In an announcement, Mr Falter stated: “Racists, extremists and terrorist sympathisers have watched the excuses and inertia of the Met under [Sir Mark’s] command and been emboldened by his inaction at precisely the moment when he should be signalling a renewed determination to crack down on this criminality.

“What the Met under Sir Mark has done to the Jewish community over the course of six months is utterly unforgivable and it is time for him to go. Enough is enough.”

Writing in The Sunday TelegraphMs Braverman claimed that individuals on the march whose behaviour was “flagrantly antisemitic” had been being “waved on by the police”.

She stated: “Either this is gross incompetence, or it’s a culture coming from the top, where thugs are free to intimidate and harass while the rest of us have to keep our mouths shut and stay out of the way.”

The Board of Deputies of British Jews has additionally written to Sir Mark asking for an “urgent meeting to reinforce the gravity of the situation” and to start out repairing what it described as a “grievous loss of confidence” within the Met.

The commissioner stated he “personally” reiterated the pressure’s apology.

On Friday, the Met apologised for the incident, suggesting that opponents of pro-Palestine marches “must know that their presence is provocative” and that they’re “increasing the likelihood of an altercation” by lining the path to object.

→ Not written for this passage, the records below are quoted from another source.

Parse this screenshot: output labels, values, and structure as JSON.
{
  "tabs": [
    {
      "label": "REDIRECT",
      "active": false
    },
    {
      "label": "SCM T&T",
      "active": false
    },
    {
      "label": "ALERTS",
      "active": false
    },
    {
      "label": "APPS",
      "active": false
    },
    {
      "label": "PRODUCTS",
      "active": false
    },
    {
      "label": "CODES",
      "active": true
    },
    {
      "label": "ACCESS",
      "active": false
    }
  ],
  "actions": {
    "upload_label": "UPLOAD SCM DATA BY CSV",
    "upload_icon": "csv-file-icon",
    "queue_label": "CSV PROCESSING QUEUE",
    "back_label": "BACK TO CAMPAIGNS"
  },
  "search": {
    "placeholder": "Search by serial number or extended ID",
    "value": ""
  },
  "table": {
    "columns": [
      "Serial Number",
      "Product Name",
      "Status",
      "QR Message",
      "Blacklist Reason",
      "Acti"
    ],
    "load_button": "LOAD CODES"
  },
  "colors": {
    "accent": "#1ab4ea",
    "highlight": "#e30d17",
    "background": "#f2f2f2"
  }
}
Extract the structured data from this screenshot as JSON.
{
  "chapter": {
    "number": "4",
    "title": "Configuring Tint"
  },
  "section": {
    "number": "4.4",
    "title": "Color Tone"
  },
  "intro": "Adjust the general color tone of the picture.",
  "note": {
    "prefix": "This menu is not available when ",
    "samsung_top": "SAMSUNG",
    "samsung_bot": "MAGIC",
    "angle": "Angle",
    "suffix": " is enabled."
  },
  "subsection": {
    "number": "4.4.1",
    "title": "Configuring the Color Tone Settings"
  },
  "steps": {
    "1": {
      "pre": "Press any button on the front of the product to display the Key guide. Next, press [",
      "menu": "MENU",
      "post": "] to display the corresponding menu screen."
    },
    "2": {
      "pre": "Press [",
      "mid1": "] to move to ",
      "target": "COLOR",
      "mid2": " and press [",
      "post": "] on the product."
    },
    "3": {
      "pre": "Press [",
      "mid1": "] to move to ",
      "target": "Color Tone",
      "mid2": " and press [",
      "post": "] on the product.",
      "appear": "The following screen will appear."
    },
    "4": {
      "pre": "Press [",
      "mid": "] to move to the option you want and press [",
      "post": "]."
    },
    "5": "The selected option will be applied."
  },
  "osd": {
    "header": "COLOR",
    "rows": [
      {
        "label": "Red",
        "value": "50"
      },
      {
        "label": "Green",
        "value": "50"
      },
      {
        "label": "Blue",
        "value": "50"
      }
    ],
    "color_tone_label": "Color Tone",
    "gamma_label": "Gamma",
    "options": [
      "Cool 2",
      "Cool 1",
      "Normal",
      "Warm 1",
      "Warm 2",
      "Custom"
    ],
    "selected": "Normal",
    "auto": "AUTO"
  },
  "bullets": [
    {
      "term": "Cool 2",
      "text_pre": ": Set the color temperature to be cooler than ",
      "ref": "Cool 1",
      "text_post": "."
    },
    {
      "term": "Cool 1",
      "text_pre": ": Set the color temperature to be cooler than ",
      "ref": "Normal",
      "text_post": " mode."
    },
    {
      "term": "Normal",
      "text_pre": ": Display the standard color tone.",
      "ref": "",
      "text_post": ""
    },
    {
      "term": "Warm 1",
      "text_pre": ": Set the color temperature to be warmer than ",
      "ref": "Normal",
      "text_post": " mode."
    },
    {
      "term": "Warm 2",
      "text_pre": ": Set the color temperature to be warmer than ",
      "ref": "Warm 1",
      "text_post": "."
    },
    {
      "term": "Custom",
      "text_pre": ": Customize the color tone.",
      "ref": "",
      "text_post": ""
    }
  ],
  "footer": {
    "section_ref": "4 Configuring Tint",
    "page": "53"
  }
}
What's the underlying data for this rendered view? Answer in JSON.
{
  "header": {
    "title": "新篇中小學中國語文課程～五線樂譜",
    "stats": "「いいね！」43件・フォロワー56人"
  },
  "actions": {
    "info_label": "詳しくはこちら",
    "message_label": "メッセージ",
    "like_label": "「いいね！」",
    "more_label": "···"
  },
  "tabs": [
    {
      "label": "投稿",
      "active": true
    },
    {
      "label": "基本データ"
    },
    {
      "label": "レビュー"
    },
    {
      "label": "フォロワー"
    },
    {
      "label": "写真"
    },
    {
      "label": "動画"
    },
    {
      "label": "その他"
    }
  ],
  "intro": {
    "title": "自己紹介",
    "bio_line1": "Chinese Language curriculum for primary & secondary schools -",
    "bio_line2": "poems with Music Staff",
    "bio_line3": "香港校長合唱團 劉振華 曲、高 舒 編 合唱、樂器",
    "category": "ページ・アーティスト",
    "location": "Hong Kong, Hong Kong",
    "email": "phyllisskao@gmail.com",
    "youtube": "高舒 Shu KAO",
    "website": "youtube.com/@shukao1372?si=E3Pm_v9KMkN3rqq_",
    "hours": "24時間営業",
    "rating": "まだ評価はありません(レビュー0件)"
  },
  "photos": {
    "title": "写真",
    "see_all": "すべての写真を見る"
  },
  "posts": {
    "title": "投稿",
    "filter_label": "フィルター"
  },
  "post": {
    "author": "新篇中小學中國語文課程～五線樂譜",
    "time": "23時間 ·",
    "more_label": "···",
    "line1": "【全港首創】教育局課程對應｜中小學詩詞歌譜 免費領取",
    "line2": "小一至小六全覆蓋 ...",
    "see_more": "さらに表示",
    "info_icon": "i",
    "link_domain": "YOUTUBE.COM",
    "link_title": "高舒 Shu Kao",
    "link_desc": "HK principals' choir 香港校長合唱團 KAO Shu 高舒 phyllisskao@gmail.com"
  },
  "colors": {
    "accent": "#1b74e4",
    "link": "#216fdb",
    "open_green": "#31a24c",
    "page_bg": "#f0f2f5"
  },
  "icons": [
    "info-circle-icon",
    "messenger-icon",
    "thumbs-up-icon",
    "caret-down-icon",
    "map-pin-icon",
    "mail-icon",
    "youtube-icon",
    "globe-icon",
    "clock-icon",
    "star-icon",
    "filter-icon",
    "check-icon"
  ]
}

The pressure then needed to problem one other assertion apologising for the “further offence” brought on by its first apology.